Dave Cooke and I have some things in common.
- We're both from Detroit, Michigan.
- We both have a son who has battled addiction.
- We're both recovery advocates trying to make a difference.
- And we both like to ride our bicycles.
But whereas I enjoy hopping on my Cannondale hybrid bike and riding to the grocery store, or going for a leisurely ride of five, six, or maybe a dozen miles tops, Dave likes to ride his road bike long distances. And this summer he's embarking on the longest ride of his life: a 3,600-mile ride across the United States.
Dave is the founder and board chair of 100Pedals, a nonprofit organization that is dedicated to bringing awareness, advocacy, and inspiration to the issue of addiction in our society. Through speaking programs, collaborative community activities, and a commitment to sharing the truth about addiction, 100Pedals empowers individuals and families who have been impacted by the disease. The result is a unified movement working to provoke change and break the stigma associated with addiction.

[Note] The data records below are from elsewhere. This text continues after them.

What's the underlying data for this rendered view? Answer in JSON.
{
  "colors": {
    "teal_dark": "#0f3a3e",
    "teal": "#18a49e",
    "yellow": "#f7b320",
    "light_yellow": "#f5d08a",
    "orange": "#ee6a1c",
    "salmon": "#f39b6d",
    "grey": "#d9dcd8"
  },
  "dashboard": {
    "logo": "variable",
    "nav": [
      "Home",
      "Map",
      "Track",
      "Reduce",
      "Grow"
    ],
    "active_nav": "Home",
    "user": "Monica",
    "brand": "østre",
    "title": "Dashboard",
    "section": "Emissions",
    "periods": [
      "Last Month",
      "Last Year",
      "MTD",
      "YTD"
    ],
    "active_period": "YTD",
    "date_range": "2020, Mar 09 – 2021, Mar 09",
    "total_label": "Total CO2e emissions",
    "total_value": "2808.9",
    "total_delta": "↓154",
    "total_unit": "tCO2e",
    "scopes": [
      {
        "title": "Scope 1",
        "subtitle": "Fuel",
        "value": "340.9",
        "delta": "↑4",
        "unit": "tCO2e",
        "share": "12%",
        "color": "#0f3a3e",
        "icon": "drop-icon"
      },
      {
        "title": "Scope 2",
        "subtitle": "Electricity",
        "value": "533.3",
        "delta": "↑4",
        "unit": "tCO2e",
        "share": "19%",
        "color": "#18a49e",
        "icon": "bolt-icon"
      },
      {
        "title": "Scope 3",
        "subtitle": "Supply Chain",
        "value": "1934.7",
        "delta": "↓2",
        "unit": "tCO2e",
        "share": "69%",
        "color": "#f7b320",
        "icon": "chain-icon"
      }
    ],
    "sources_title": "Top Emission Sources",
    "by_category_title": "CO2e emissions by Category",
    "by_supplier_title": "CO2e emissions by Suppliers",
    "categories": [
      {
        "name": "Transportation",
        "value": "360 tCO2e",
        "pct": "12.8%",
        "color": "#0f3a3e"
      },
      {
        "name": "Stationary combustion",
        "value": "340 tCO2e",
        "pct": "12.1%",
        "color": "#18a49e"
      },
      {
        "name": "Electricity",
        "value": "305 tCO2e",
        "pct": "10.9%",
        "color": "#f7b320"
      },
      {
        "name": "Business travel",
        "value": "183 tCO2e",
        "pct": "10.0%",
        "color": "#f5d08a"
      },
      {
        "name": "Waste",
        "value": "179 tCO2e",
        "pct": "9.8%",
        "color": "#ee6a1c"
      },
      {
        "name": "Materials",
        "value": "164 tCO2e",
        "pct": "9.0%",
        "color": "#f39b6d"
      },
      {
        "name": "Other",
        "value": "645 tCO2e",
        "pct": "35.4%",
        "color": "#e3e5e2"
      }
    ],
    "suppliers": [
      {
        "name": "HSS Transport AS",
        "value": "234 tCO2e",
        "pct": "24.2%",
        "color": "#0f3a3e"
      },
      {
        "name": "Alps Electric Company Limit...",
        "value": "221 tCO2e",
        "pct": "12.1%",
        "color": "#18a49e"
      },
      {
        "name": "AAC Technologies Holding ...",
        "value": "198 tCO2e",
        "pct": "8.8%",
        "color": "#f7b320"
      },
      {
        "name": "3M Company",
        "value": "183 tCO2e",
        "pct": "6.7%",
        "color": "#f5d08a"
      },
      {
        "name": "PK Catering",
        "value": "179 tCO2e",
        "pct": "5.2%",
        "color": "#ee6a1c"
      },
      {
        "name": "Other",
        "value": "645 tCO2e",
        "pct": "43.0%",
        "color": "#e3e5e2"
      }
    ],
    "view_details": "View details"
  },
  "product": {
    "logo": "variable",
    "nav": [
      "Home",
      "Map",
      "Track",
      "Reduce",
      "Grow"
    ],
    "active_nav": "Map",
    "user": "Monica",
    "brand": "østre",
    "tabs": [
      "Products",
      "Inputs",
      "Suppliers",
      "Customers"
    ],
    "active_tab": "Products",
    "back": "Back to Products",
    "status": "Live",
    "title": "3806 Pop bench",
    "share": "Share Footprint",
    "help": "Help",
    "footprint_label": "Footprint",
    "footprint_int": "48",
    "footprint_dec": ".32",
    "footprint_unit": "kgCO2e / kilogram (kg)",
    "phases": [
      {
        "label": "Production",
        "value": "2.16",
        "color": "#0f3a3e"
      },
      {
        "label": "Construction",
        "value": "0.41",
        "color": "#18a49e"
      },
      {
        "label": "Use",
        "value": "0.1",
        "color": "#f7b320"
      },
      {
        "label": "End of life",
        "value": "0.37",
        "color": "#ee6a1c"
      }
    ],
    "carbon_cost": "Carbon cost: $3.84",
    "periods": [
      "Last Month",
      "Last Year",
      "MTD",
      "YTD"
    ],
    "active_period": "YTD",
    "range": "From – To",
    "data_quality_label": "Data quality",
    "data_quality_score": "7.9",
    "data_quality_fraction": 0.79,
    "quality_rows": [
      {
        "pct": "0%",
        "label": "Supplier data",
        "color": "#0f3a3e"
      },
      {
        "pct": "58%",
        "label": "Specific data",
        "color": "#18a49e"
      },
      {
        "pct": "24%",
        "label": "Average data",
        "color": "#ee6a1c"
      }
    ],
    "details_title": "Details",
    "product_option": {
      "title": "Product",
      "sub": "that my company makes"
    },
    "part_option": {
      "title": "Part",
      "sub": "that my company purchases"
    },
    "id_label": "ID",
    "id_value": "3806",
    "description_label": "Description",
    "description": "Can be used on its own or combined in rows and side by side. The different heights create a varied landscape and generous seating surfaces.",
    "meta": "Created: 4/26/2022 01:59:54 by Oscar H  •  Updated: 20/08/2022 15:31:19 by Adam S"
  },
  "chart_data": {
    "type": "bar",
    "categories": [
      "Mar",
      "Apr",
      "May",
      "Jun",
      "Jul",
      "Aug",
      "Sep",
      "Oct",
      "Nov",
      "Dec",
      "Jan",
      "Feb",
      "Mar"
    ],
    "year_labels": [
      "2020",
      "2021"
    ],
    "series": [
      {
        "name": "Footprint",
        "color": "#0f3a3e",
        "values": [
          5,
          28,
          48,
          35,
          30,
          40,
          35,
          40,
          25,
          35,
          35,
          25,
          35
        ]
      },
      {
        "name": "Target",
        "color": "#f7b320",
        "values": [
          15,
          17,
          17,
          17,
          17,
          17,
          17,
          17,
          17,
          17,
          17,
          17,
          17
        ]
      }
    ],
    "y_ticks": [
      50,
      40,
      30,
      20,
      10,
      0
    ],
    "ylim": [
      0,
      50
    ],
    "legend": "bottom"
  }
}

Like most parents of children struggling with addiction, Dave was devastated when he found out about his son's heroin dependency. And like many parents--myself included--he set out to rescue his son from addiction and to fix things. Unfortunately, over the next fifteen months Dave discovered that addiction isn't something parents can make go away, no matter how hard they try. It's a family disease that affects everyone; and it was affecting Dave. In fact, it was destroying him.
That's when Dave made a decision that completely changed his life. He challenged himself to do something that would help him regain control and clarity in his life. That challenge? To ride his bike for at least 1 hour for 100 consecutive days. On January 1, 2011, Dave went on his first 60-minute bike ride. On April 10, 2011, he completed his 100th consecutive ride. All told, Dave spent 141 hours on his bike and rode 2,360 miles over the course of those 100 days. Mission accomplished, and 100Pedals was born.
Dave's accomplishment of pedaling 2,360 miles in 100 days was impressive, for sure. But those numbers are nothing compared to the numbers associated with his latest endeavor, "Cycling for Recovery 2016". On Saturday, July 30th, Dave will climb on his bike in Santa Monica, California, and set out for the Big Apple. His path will follow Route 66 to Chicago, go through Michigan to Detroit, to Pittsburgh, up the New Jersey coast, and end in New York City. The plan is to cover the 3,600 miles in 64 days, and to stop in various cities along the way to share messages of love, hope, and encouragement with people who are living with a loved one’s addiction.
"Our children, our families, and our communities can no longer be victimized by the continued, tragic growth of drug-related addiction in our society," Dave says. "This bike ride is a manifestation of my commitment to educate those who need to better understand this problem. God called me to take action and make a commitment to share his message through my story and my family’s experiences with addiction. At his urging, I accepted the challenge."
"It is my plan to have one-on-one conversations with those who are struggling with the addiction of a loved one or those individuals who are battling an addiction," Dave adds. "I see these interactions as a wonderful opportunity to hear their stories while offering them a message of God's love. I will also be giving presentations and talks in churches and neighborhood organizations."
This may be Dave’s "big, bold, crazy adventure" (as he described it to me in a Facebook message), but he won't be doing it all by himself. There are donors who have contributed to the Cycling for Recovery GoFundMe campaign (after all, a trip like this doesn't pay for itself); a support vehicle has been donated; and volunteers have stepped forward to drive that vehicle for each of the nine one-week legs of the tour. (Note: I'm proud to say that I’ll be behind the wheel of the support van for the Detroit to Pittsburgh stretch.)
Dave says that he's as physically and mentally prepared as he'll ever be for his biking adventure, which he calls a bucket list item. "I have always envisioned taking a cross country bike ride," he recently wrote. "When I realized I was focusing on this individual adventure and accomplishment in a self-glorifying manner, I declared I would not do this unless there was a higher purpose behind it. That’s when I heard God say to me, 'It's a ministry, not a bike trip.'"
Dave Cooke is a man on another mission, and this time he has an important message to spread. If you're out driving on the highway sometime between July 30th and October 2nd, and you see a determined guy riding a bike from west to east while being followed by a support van, make sure you honk and give him a thumbs-up. Or, better yet: Sign up to ride your bike alongside Dave during a segment of his journey.
Yes, addiction is a beast. But we're incredibly lucky to have warriors like Dave Cooke fighting the battle against it.